MAKE SURE YOU GET MORE IF YOUR CAR IS DRIVABLE
To a junkyard, a car in running condition is always worth more than one that isn’t. First off, a car that runs won’t require towing in order to bring it to the junkyard. Junkyards tow cars all the time, but any savings of time and trouble is worth some money to them.
Junkyards also make higher offers on running cars they can sell at auction. Not all cars bought by junkyards are actually destined for the scrap heap. A car that’s still in running condition is much more likely to be attractive to an auction buyer who is looking for cars that can be refurbished and resold. But unless your car is in exceptionally good shape, the junkyard will probably sell it at auction as part of a group of cars. That spreads the risk for the auction buyer and seller, and that’s why you shouldn’t assume that just because your car is suitable for auction you could make a lot of money on it. You should, however, be able to get more than the scrap minimum from the junkyard.
USE THE BLUE BOOK VALUE AS YOUR STARTING POINT
It’s easy and free to look up the resale value of your car if it was still running. But if you’re thinking of junking your car, don’t assume the junkyard will pay anywhere near this price for you vehicle. The Blue Book value of a car assumes that it’s in good condition. If it were in the condition necessary to qualify for its maximum Blue Book condition, you wouldn’t be sending it to the junkyard.
Even so, you can still use the Blue Book value as a rule of thumb to estimate whether the offer you’re receiving from the junkyard is high enough.
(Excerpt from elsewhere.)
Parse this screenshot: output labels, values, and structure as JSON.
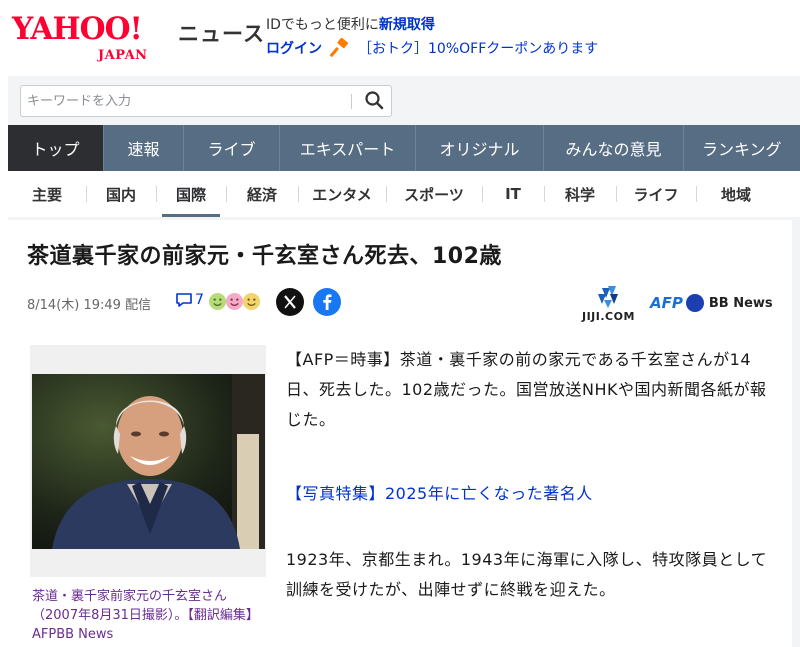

If you take your car’s potential Blue Book value, then subtract the cost of any repairs necessary to get it in sellable shape, you’ll have a rough guide to estimating what the car might be worth if it’s sold at auction or repaired and flipped by the junkyard.
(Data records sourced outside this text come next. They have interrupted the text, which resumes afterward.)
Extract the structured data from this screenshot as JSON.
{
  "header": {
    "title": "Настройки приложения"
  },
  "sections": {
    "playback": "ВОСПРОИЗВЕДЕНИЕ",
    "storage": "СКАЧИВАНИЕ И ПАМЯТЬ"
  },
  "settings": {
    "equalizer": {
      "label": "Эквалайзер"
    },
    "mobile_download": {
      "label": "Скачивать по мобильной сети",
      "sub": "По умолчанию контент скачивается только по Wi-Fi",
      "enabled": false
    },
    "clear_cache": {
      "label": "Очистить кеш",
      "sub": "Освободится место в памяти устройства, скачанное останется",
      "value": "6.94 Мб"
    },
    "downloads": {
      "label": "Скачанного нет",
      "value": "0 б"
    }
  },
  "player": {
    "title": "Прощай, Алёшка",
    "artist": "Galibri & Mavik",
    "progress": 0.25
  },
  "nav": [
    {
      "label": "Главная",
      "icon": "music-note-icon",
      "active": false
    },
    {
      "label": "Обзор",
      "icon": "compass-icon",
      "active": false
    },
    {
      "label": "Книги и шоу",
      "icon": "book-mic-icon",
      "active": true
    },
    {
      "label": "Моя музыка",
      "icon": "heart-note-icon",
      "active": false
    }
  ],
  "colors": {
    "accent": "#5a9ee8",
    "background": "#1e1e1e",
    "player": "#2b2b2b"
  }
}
SALVAGE PRICES ARE HIGHER THAN SCRAP PRICES
Remember: the scrap metal price for a car does not take into account the valuable components still on the car. If your car has re-usable parts like an alternator, a starter motor, an expensive onboard GPS system, new tires, or anything else that is easily removed and resold, you should be able to get better than scrap steel prices for it. Keep in mind that all salvage operations involve labor for the scrapyard, and the risk and expense that comes with keeping inventory on hand, so don’t expect junkyards to give you the full value of parts they sell. But you may be able to negotiate for up to half the value of the easily re-sold components.
USE THE WEIGHT OF YOUR CAR AS A LAST RESORT
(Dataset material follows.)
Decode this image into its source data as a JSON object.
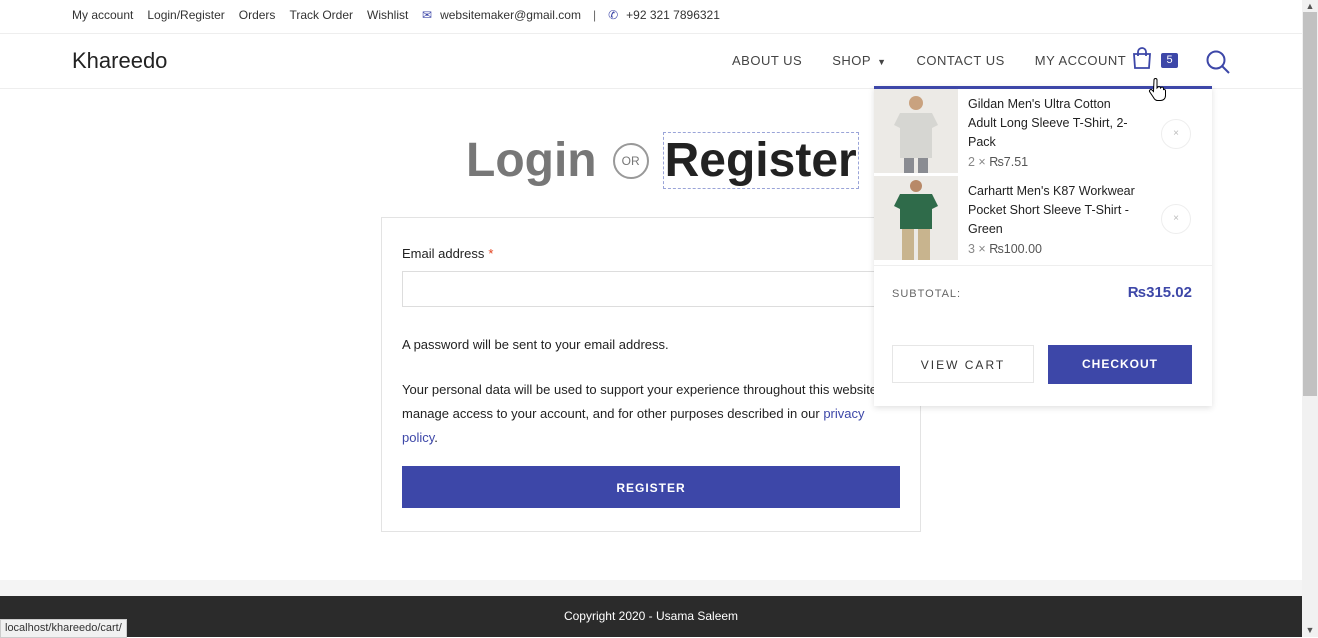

When all else fails, you can use your vehicle’s curb weight as a guestimate for its value as scrap metal. The majority of the weight in your car is composed of steel. It’s fairly easy to determine the value of scrap steel at local recycling yards. Prices of around $150 per ton are common, so your average car is usually worth around $300 to a scrapyard. If you’re being offered scrap prices for a car that has potential for salvaged parts or even an auction sale, you should negotiate further with the junkyard, or look for additional quotes.
NEVER ACCEPT A PRICE WITH CONDITIONS
It’s smart to get as many quotes from junkyards as possible before making your decision. Be on the lookout for one technique used by unscrupulous junkyards: the Bait and Switch. Some junkyards give you a conditional price based on your description, and say they’ll inspect the car when they arrive to pick it up with their wrecker. Once the car is on the truck, they offer you a much lower figure than you agreed upon on the phone. All the pressure is on you to capitulate, because the car is already on their truck.
Don’t worry about missing out on a few more dollars if they ask to inspect your car first. Give the junkyard a detailed description of your car and its condition, and accompany it with digital pictures if necessary. Ask for a firm price, and make them stick to it.
Header Image: Franklin D. Roosevelt Library Public Domain Photographs